◆ ASSIGNMENT
Where the lines below hold images, skip those and copy every word exactly.

[Dataset rows describing interfaces]
=== Section Start ===

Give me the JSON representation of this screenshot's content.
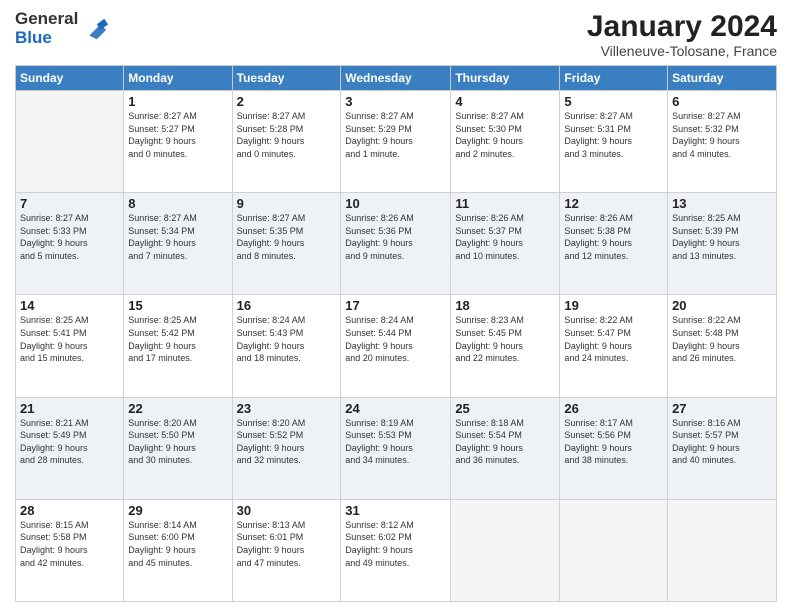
{
  "logo": {
    "general": "General",
    "blue": "Blue"
  },
  "header": {
    "title": "January 2024",
    "location": "Villeneuve-Tolosane, France"
  },
  "weekdays": [
    "Sunday",
    "Monday",
    "Tuesday",
    "Wednesday",
    "Thursday",
    "Friday",
    "Saturday"
  ],
  "weeks": [
    [
      {
        "day": "",
        "info": ""
      },
      {
        "day": "1",
        "info": "Sunrise: 8:27 AM\nSunset: 5:27 PM\nDaylight: 9 hours\nand 0 minutes."
      },
      {
        "day": "2",
        "info": "Sunrise: 8:27 AM\nSunset: 5:28 PM\nDaylight: 9 hours\nand 0 minutes."
      },
      {
        "day": "3",
        "info": "Sunrise: 8:27 AM\nSunset: 5:29 PM\nDaylight: 9 hours\nand 1 minute."
      },
      {
        "day": "4",
        "info": "Sunrise: 8:27 AM\nSunset: 5:30 PM\nDaylight: 9 hours\nand 2 minutes."
      },
      {
        "day": "5",
        "info": "Sunrise: 8:27 AM\nSunset: 5:31 PM\nDaylight: 9 hours\nand 3 minutes."
      },
      {
        "day": "6",
        "info": "Sunrise: 8:27 AM\nSunset: 5:32 PM\nDaylight: 9 hours\nand 4 minutes."
      }
    ],
    [
      {
        "day": "7",
        "info": "Sunrise: 8:27 AM\nSunset: 5:33 PM\nDaylight: 9 hours\nand 5 minutes."
      },
      {
        "day": "8",
        "info": "Sunrise: 8:27 AM\nSunset: 5:34 PM\nDaylight: 9 hours\nand 7 minutes."
      },
      {
        "day": "9",
        "info": "Sunrise: 8:27 AM\nSunset: 5:35 PM\nDaylight: 9 hours\nand 8 minutes."
      },
      {
        "day": "10",
        "info": "Sunrise: 8:26 AM\nSunset: 5:36 PM\nDaylight: 9 hours\nand 9 minutes."
      },
      {
        "day": "11",
        "info": "Sunrise: 8:26 AM\nSunset: 5:37 PM\nDaylight: 9 hours\nand 10 minutes."
      },
      {
        "day": "12",
        "info": "Sunrise: 8:26 AM\nSunset: 5:38 PM\nDaylight: 9 hours\nand 12 minutes."
      },
      {
        "day": "13",
        "info": "Sunrise: 8:25 AM\nSunset: 5:39 PM\nDaylight: 9 hours\nand 13 minutes."
      }
    ],
    [
      {
        "day": "14",
        "info": "Sunrise: 8:25 AM\nSunset: 5:41 PM\nDaylight: 9 hours\nand 15 minutes."
      },
      {
        "day": "15",
        "info": "Sunrise: 8:25 AM\nSunset: 5:42 PM\nDaylight: 9 hours\nand 17 minutes."
      },
      {
        "day": "16",
        "info": "Sunrise: 8:24 AM\nSunset: 5:43 PM\nDaylight: 9 hours\nand 18 minutes."
      },
      {
        "day": "17",
        "info": "Sunrise: 8:24 AM\nSunset: 5:44 PM\nDaylight: 9 hours\nand 20 minutes."
      },
      {
        "day": "18",
        "info": "Sunrise: 8:23 AM\nSunset: 5:45 PM\nDaylight: 9 hours\nand 22 minutes."
      },
      {
        "day": "19",
        "info": "Sunrise: 8:22 AM\nSunset: 5:47 PM\nDaylight: 9 hours\nand 24 minutes."
      },
      {
        "day": "20",
        "info": "Sunrise: 8:22 AM\nSunset: 5:48 PM\nDaylight: 9 hours\nand 26 minutes."
      }
    ],
    [
      {
        "day": "21",
        "info": "Sunrise: 8:21 AM\nSunset: 5:49 PM\nDaylight: 9 hours\nand 28 minutes."
      },
      {
        "day": "22",
        "info": "Sunrise: 8:20 AM\nSunset: 5:50 PM\nDaylight: 9 hours\nand 30 minutes."
      },
      {
        "day": "23",
        "info": "Sunrise: 8:20 AM\nSunset: 5:52 PM\nDaylight: 9 hours\nand 32 minutes."
      },
      {
        "day": "24",
        "info": "Sunrise: 8:19 AM\nSunset: 5:53 PM\nDaylight: 9 hours\nand 34 minutes."
      },
      {
        "day": "25",
        "info": "Sunrise: 8:18 AM\nSunset: 5:54 PM\nDaylight: 9 hours\nand 36 minutes."
      },
      {
        "day": "26",
        "info": "Sunrise: 8:17 AM\nSunset: 5:56 PM\nDaylight: 9 hours\nand 38 minutes."
      },
      {
        "day": "27",
        "info": "Sunrise: 8:16 AM\nSunset: 5:57 PM\nDaylight: 9 hours\nand 40 minutes."
      }
    ],
    [
      {
        "day": "28",
        "info": "Sunrise: 8:15 AM\nSunset: 5:58 PM\nDaylight: 9 hours\nand 42 minutes."
      },
      {
        "day": "29",
        "info": "Sunrise: 8:14 AM\nSunset: 6:00 PM\nDaylight: 9 hours\nand 45 minutes."
      },
      {
        "day": "30",
        "info": "Sunrise: 8:13 AM\nSunset: 6:01 PM\nDaylight: 9 hours\nand 47 minutes."
      },
      {
        "day": "31",
        "info": "Sunrise: 8:12 AM\nSunset: 6:02 PM\nDaylight: 9 hours\nand 49 minutes."
      },
      {
        "day": "",
        "info": ""
      },
      {
        "day": "",
        "info": ""
      },
      {
        "day": "",
        "info": ""
      }
    ]
  ]
}
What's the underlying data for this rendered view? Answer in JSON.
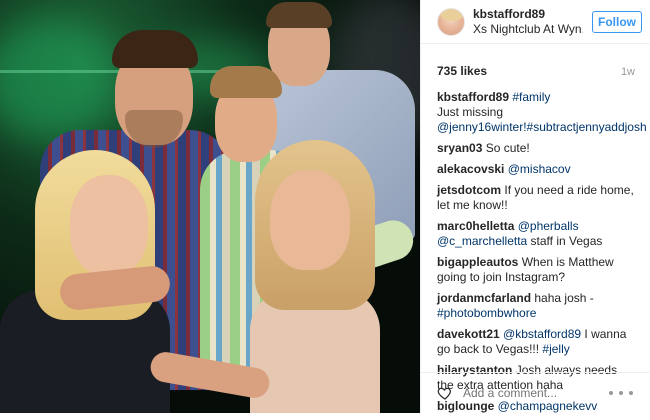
{
  "post": {
    "photo_alt": "",
    "colors": {
      "follow_blue": "#3897f0",
      "link_blue": "#003569",
      "muted": "#999999"
    }
  },
  "header": {
    "username": "kbstafford89",
    "location": "Xs Nightclub At Wyn...",
    "follow_label": "Follow"
  },
  "meta": {
    "likes": "735 likes",
    "time": "1w"
  },
  "caption": {
    "user": "kbstafford89",
    "hashtag": "#family",
    "text": "Just missing",
    "mention_line": "@jenny16winter!#subtractjennyaddjosh"
  },
  "comments": [
    {
      "user": "sryan03",
      "parts": [
        {
          "t": "So cute!",
          "link": false
        }
      ]
    },
    {
      "user": "alekacovski",
      "parts": [
        {
          "t": "@mishacov",
          "link": true
        }
      ]
    },
    {
      "user": "jetsdotcom",
      "parts": [
        {
          "t": "If you need a ride home, let me know!!",
          "link": false
        }
      ]
    },
    {
      "user": "marc0helletta",
      "parts": [
        {
          "t": "@pherballs",
          "link": true
        },
        {
          "t": " ",
          "link": false
        },
        {
          "t": "@c_marchelletta",
          "link": true
        },
        {
          "t": " staff in Vegas",
          "link": false
        }
      ]
    },
    {
      "user": "bigappleautos",
      "parts": [
        {
          "t": "When is Matthew going to join Instagram?",
          "link": false
        }
      ]
    },
    {
      "user": "jordanmcfarland",
      "parts": [
        {
          "t": "haha josh - ",
          "link": false
        },
        {
          "t": "#photobombwhore",
          "link": true
        }
      ]
    },
    {
      "user": "davekott21",
      "parts": [
        {
          "t": "@kbstafford89",
          "link": true
        },
        {
          "t": " I wanna go back to Vegas!!! ",
          "link": false
        },
        {
          "t": "#jelly",
          "link": true
        }
      ]
    },
    {
      "user": "hilarystanton",
      "parts": [
        {
          "t": "Josh always needs the extra attention haha",
          "link": false
        }
      ]
    },
    {
      "user": "biglounge",
      "parts": [
        {
          "t": "@champagnekevv",
          "link": true
        }
      ]
    }
  ],
  "footer": {
    "add_comment_placeholder": "Add a comment...",
    "like_icon": "heart-outline-icon",
    "more_icon": "more-dots-icon"
  }
}
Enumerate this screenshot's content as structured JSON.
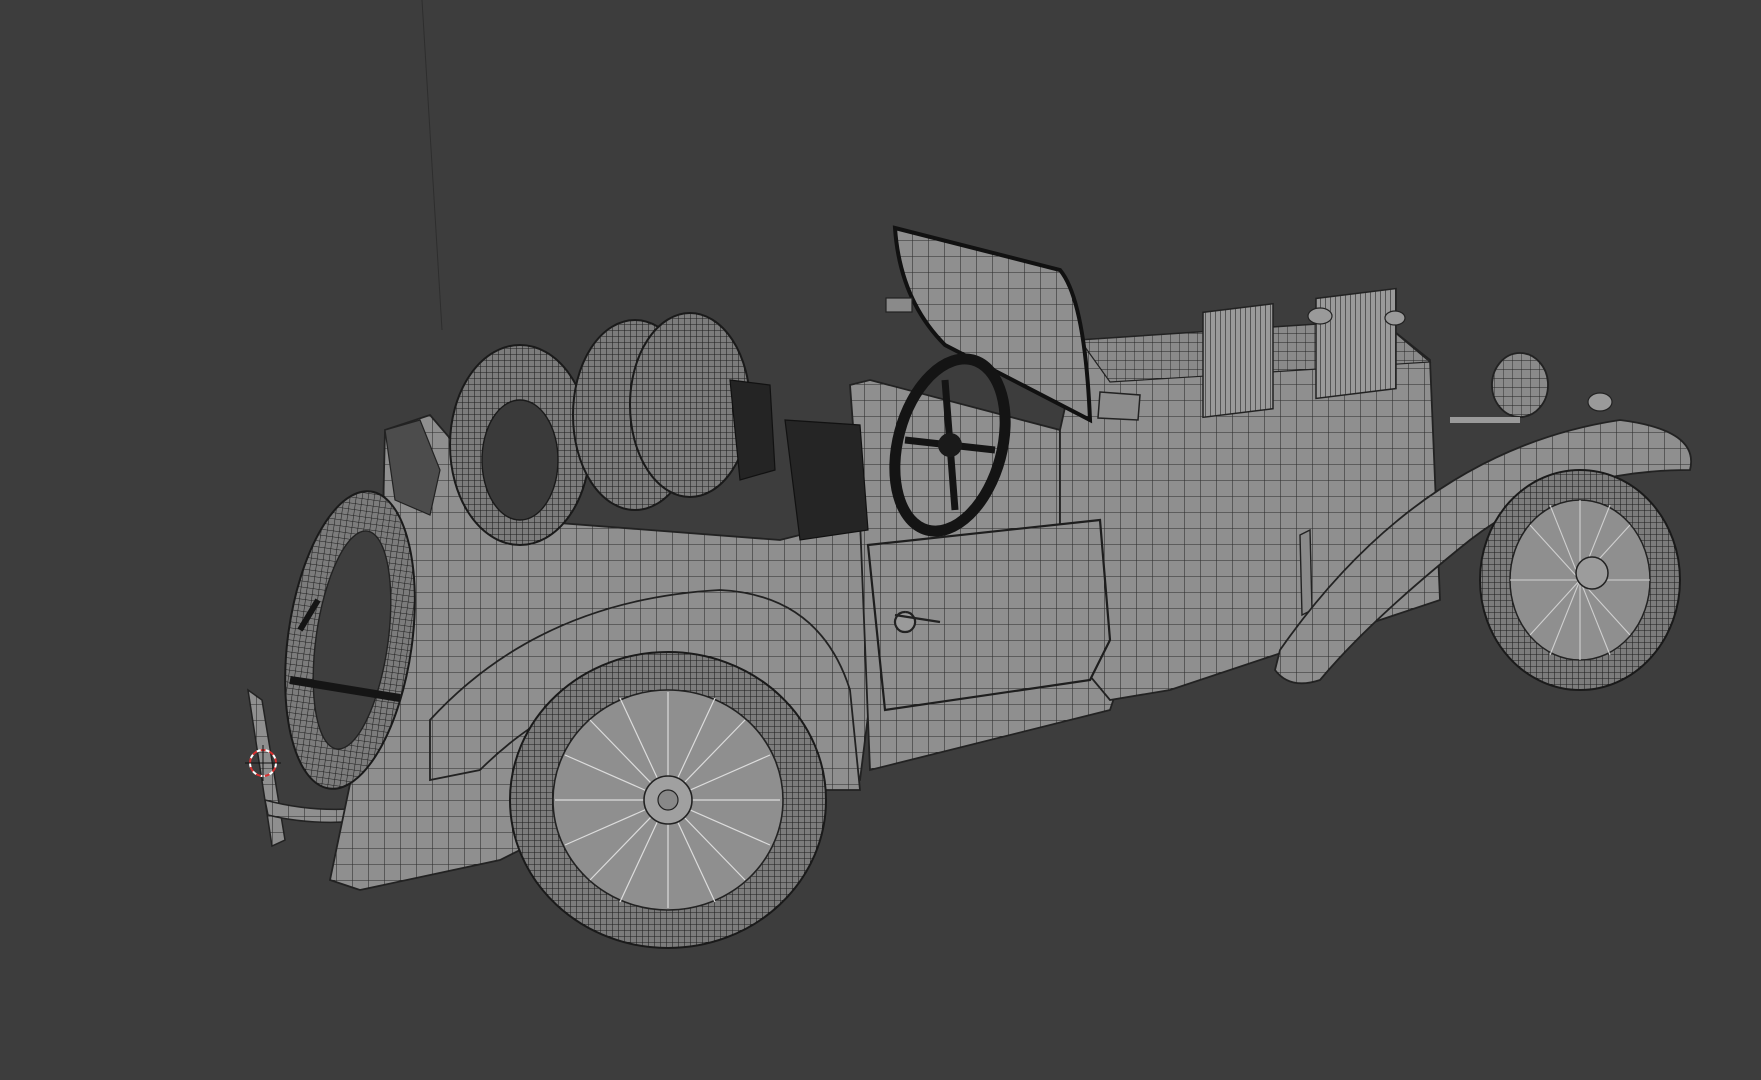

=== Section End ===

◆ SOLUTION TO THIS PROBLEM
Give me the JSON representation of this screenshot's content.
{
  "logo": {
    "general": "General",
    "blue": "Blue"
  },
  "header": {
    "title": "January 2024",
    "location": "Villeneuve-Tolosane, France"
  },
  "weekdays": [
    "Sunday",
    "Monday",
    "Tuesday",
    "Wednesday",
    "Thursday",
    "Friday",
    "Saturday"
  ],
  "weeks": [
    [
      {
        "day": "",
        "info": ""
      },
      {
        "day": "1",
        "info": "Sunrise: 8:27 AM\nSunset: 5:27 PM\nDaylight: 9 hours\nand 0 minutes."
      },
      {
        "day": "2",
        "info": "Sunrise: 8:27 AM\nSunset: 5:28 PM\nDaylight: 9 hours\nand 0 minutes."
      },
      {
        "day": "3",
        "info": "Sunrise: 8:27 AM\nSunset: 5:29 PM\nDaylight: 9 hours\nand 1 minute."
      },
      {
        "day": "4",
        "info": "Sunrise: 8:27 AM\nSunset: 5:30 PM\nDaylight: 9 hours\nand 2 minutes."
      },
      {
        "day": "5",
        "info": "Sunrise: 8:27 AM\nSunset: 5:31 PM\nDaylight: 9 hours\nand 3 minutes."
      },
      {
        "day": "6",
        "info": "Sunrise: 8:27 AM\nSunset: 5:32 PM\nDaylight: 9 hours\nand 4 minutes."
      }
    ],
    [
      {
        "day": "7",
        "info": "Sunrise: 8:27 AM\nSunset: 5:33 PM\nDaylight: 9 hours\nand 5 minutes."
      },
      {
        "day": "8",
        "info": "Sunrise: 8:27 AM\nSunset: 5:34 PM\nDaylight: 9 hours\nand 7 minutes."
      },
      {
        "day": "9",
        "info": "Sunrise: 8:27 AM\nSunset: 5:35 PM\nDaylight: 9 hours\nand 8 minutes."
      },
      {
        "day": "10",
        "info": "Sunrise: 8:26 AM\nSunset: 5:36 PM\nDaylight: 9 hours\nand 9 minutes."
      },
      {
        "day": "11",
        "info": "Sunrise: 8:26 AM\nSunset: 5:37 PM\nDaylight: 9 hours\nand 10 minutes."
      },
      {
        "day": "12",
        "info": "Sunrise: 8:26 AM\nSunset: 5:38 PM\nDaylight: 9 hours\nand 12 minutes."
      },
      {
        "day": "13",
        "info": "Sunrise: 8:25 AM\nSunset: 5:39 PM\nDaylight: 9 hours\nand 13 minutes."
      }
    ],
    [
      {
        "day": "14",
        "info": "Sunrise: 8:25 AM\nSunset: 5:41 PM\nDaylight: 9 hours\nand 15 minutes."
      },
      {
        "day": "15",
        "info": "Sunrise: 8:25 AM\nSunset: 5:42 PM\nDaylight: 9 hours\nand 17 minutes."
      },
      {
        "day": "16",
        "info": "Sunrise: 8:24 AM\nSunset: 5:43 PM\nDaylight: 9 hours\nand 18 minutes."
      },
      {
        "day": "17",
        "info": "Sunrise: 8:24 AM\nSunset: 5:44 PM\nDaylight: 9 hours\nand 20 minutes."
      },
      {
        "day": "18",
        "info": "Sunrise: 8:23 AM\nSunset: 5:45 PM\nDaylight: 9 hours\nand 22 minutes."
      },
      {
        "day": "19",
        "info": "Sunrise: 8:22 AM\nSunset: 5:47 PM\nDaylight: 9 hours\nand 24 minutes."
      },
      {
        "day": "20",
        "info": "Sunrise: 8:22 AM\nSunset: 5:48 PM\nDaylight: 9 hours\nand 26 minutes."
      }
    ],
    [
      {
        "day": "21",
        "info": "Sunrise: 8:21 AM\nSunset: 5:49 PM\nDaylight: 9 hours\nand 28 minutes."
      },
      {
        "day": "22",
        "info": "Sunrise: 8:20 AM\nSunset: 5:50 PM\nDaylight: 9 hours\nand 30 minutes."
      },
      {
        "day": "23",
        "info": "Sunrise: 8:20 AM\nSunset: 5:52 PM\nDaylight: 9 hours\nand 32 minutes."
      },
      {
        "day": "24",
        "info": "Sunrise: 8:19 AM\nSunset: 5:53 PM\nDaylight: 9 hours\nand 34 minutes."
      },
      {
        "day": "25",
        "info": "Sunrise: 8:18 AM\nSunset: 5:54 PM\nDaylight: 9 hours\nand 36 minutes."
      },
      {
        "day": "26",
        "info": "Sunrise: 8:17 AM\nSunset: 5:56 PM\nDaylight: 9 hours\nand 38 minutes."
      },
      {
        "day": "27",
        "info": "Sunrise: 8:16 AM\nSunset: 5:57 PM\nDaylight: 9 hours\nand 40 minutes."
      }
    ],
    [
      {
        "day": "28",
        "info": "Sunrise: 8:15 AM\nSunset: 5:58 PM\nDaylight: 9 hours\nand 42 minutes."
      },
      {
        "day": "29",
        "info": "Sunrise: 8:14 AM\nSunset: 6:00 PM\nDaylight: 9 hours\nand 45 minutes."
      },
      {
        "day": "30",
        "info": "Sunrise: 8:13 AM\nSunset: 6:01 PM\nDaylight: 9 hours\nand 47 minutes."
      },
      {
        "day": "31",
        "info": "Sunrise: 8:12 AM\nSunset: 6:02 PM\nDaylight: 9 hours\nand 49 minutes."
      },
      {
        "day": "",
        "info": ""
      },
      {
        "day": "",
        "info": ""
      },
      {
        "day": "",
        "info": ""
      }
    ]
  ]
}
What's the underlying data for this rendered view? Answer in JSON.
{
  "post": {
    "photo_alt": "",
    "colors": {
      "follow_blue": "#3897f0",
      "link_blue": "#003569",
      "muted": "#999999"
    }
  },
  "header": {
    "username": "kbstafford89",
    "location": "Xs Nightclub At Wyn...",
    "follow_label": "Follow"
  },
  "meta": {
    "likes": "735 likes",
    "time": "1w"
  },
  "caption": {
    "user": "kbstafford89",
    "hashtag": "#family",
    "text": "Just missing",
    "mention_line": "@jenny16winter!#subtractjennyaddjosh"
  },
  "comments": [
    {
      "user": "sryan03",
      "parts": [
        {
          "t": "So cute!",
          "link": false
        }
      ]
    },
    {
      "user": "alekacovski",
      "parts": [
        {
          "t": "@mishacov",
          "link": true
        }
      ]
    },
    {
      "user": "jetsdotcom",
      "parts": [
        {
          "t": "If you need a ride home, let me know!!",
          "link": false
        }
      ]
    },
    {
      "user": "marc0helletta",
      "parts": [
        {
          "t": "@pherballs",
          "link": true
        },
        {
          "t": " ",
          "link": false
        },
        {
          "t": "@c_marchelletta",
          "link": true
        },
        {
          "t": " staff in Vegas",
          "link": false
        }
      ]
    },
    {
      "user": "bigappleautos",
      "parts": [
        {
          "t": "When is Matthew going to join Instagram?",
          "link": false
        }
      ]
    },
    {
      "user": "jordanmcfarland",
      "parts": [
        {
          "t": "haha josh - ",
          "link": false
        },
        {
          "t": "#photobombwhore",
          "link": true
        }
      ]
    },
    {
      "user": "davekott21",
      "parts": [
        {
          "t": "@kbstafford89",
          "link": true
        },
        {
          "t": " I wanna go back to Vegas!!! ",
          "link": false
        },
        {
          "t": "#jelly",
          "link": true
        }
      ]
    },
    {
      "user": "hilarystanton",
      "parts": [
        {
          "t": "Josh always needs the extra attention haha",
          "link": false
        }
      ]
    },
    {
      "user": "biglounge",
      "parts": [
        {
          "t": "@champagnekevv",
          "link": true
        }
      ]
    }
  ],
  "footer": {
    "add_comment_placeholder": "Add a comment...",
    "like_icon": "heart-outline-icon",
    "more_icon": "more-dots-icon"
  }
}
Enumerate this screenshot's content as structured JSON.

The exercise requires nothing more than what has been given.